Action item
Wherever the string "value" appears in the records, return the line that holds it.

Available records

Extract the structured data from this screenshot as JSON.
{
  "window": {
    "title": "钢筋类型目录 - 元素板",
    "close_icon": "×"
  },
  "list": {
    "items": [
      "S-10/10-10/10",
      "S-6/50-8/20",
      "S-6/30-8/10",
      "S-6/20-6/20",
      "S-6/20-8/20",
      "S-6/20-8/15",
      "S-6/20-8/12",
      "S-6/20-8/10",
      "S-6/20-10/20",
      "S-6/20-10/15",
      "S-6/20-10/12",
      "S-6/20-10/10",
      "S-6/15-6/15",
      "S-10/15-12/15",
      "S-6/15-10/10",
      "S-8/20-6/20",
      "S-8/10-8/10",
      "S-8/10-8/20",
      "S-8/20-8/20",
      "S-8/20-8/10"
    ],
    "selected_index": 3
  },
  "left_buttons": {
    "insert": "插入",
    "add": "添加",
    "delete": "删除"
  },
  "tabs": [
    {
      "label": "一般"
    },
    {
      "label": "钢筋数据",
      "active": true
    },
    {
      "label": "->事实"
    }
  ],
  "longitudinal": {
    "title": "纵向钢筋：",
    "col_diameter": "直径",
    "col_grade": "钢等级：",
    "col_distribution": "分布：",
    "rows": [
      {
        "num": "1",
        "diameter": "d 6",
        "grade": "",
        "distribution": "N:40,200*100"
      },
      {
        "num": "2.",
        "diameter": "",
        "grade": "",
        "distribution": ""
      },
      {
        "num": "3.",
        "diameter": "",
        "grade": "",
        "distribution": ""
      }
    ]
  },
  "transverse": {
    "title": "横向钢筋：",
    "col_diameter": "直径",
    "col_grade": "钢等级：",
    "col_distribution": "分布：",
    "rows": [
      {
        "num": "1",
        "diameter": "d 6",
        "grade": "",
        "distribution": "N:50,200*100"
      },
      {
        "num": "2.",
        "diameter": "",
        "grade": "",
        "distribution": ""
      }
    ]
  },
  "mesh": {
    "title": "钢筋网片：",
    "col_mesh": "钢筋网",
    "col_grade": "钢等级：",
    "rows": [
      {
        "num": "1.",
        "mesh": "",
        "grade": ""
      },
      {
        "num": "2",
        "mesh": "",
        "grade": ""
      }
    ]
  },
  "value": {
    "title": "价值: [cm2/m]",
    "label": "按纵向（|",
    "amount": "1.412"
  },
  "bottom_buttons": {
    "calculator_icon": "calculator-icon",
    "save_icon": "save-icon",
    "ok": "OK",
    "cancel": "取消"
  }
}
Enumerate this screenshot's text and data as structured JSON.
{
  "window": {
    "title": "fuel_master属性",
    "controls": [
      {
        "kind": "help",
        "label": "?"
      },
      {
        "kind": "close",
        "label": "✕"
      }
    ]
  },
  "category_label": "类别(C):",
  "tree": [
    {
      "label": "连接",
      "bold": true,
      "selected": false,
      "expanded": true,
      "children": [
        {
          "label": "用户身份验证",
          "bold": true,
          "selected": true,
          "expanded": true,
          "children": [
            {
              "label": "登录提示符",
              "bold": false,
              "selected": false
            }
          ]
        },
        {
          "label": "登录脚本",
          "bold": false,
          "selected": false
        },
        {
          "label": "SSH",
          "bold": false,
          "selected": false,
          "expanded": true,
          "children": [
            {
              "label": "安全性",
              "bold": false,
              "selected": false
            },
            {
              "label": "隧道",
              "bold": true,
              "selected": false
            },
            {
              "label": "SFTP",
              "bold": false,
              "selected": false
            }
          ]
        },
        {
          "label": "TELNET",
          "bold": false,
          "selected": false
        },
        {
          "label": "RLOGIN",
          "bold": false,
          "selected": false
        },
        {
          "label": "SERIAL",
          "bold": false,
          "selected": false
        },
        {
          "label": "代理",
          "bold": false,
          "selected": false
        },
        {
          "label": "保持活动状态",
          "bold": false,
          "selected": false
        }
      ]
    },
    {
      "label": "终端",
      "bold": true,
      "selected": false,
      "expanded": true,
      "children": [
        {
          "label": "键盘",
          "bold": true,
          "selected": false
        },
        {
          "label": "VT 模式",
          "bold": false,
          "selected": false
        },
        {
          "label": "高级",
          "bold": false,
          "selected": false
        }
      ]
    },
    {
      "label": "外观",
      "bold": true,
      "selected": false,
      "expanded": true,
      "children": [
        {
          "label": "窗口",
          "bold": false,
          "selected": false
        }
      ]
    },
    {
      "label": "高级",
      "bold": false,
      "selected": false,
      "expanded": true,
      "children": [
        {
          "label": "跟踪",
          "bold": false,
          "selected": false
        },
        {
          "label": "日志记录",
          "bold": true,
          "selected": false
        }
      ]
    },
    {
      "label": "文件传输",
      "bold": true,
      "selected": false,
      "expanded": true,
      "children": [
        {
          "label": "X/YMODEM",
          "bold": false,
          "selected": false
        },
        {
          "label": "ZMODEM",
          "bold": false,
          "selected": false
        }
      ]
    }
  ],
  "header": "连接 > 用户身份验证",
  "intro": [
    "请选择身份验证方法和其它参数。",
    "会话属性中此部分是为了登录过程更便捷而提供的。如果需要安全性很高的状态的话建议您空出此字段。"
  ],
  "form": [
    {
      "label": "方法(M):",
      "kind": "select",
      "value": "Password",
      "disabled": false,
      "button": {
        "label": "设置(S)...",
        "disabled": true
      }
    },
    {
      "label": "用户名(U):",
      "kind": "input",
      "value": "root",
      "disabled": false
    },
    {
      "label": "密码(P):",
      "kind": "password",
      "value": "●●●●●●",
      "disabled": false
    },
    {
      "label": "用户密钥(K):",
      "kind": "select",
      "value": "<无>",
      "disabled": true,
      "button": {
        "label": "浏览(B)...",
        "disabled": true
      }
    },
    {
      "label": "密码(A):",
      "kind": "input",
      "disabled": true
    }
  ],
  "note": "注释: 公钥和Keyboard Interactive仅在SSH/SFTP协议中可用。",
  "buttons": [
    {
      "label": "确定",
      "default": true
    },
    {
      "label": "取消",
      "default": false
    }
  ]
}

Exercise response
  "value": {
      "value": "Password",
      "value": "root",
      "value": "●●●●●●",
      "value": "<无>",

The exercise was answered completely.